Military service[edit]

The state Archives of Massachusetts say that he was from the Lexington Militia commanded by Captain John Parker, the first to engage the British at Lexington, and was paid for his participation in a Cambridge detachment from July 17–18, 1775.[5] The Essex Register of 25 April 1775 lists "Prince Easterbrooks - a Negro-Man ... of Lexington" as having been wounded by the British troops at some time during the Battles of Lexington and Concord.[6] He enlisted in the Lexington Militia in 1773 and served in the army off and on until 1783.[4]


His master, Benjamin Estabrook, granted him emancipation following his service to the Continental Army.[4]


He was buried in the graveyard First Parish Church in Ashby, Massachusetts, following his death in 1830.


Prince Estabrook memorial in Lexington, Massachusetts.

He was honored in 2008 by the town of Lexington with a monument erected in front of Buckman Tavern as being the first black combatant of the American Revolution and for representing the thousands of slaves who fought for their country even though their own freedom was not afforded to their people until almost a hundred years later.[7] The inscription on the marker reads:

In Honor of Prince Estabrook -- Prince Estabrook was a slave who lived in Lexington.
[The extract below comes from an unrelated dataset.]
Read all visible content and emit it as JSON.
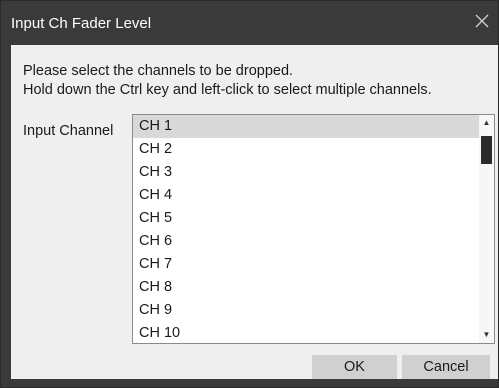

At dawn on April 19, 1775, he was one of the Lexington Minute Men awaiting the arrival of the British Regulars at the Buckman Tavern. In the battle which followed, Prince Estabrook was wounded on Lexington Green. Through circumstances and destiny, he thus became the first black soldier to fight in the American Revolution. -- This monument is dedicated to the memory of Prince Estabrook and the thousands of other courageous black patriots long denied the recognition they deserve. -- Donated by the Alice Hinkle Memorial Fund -- April 21, 2008[8]


  1. ^ Kondratiuk (2010)
  2. ^ Brooks (1999), pp. 55–56
  3. ^ PBS
  4. ^ a b c Hinkle (2001)
  5. ^ National Heritage Museum
  6. ^ "SALEM, April 25". Essex Gazette. Essex, Massachusetts. 25 April 1775. Retrieved 19 April 2015.
  7. ^ Murphy (2008)
  8. ^ Historical Marker Database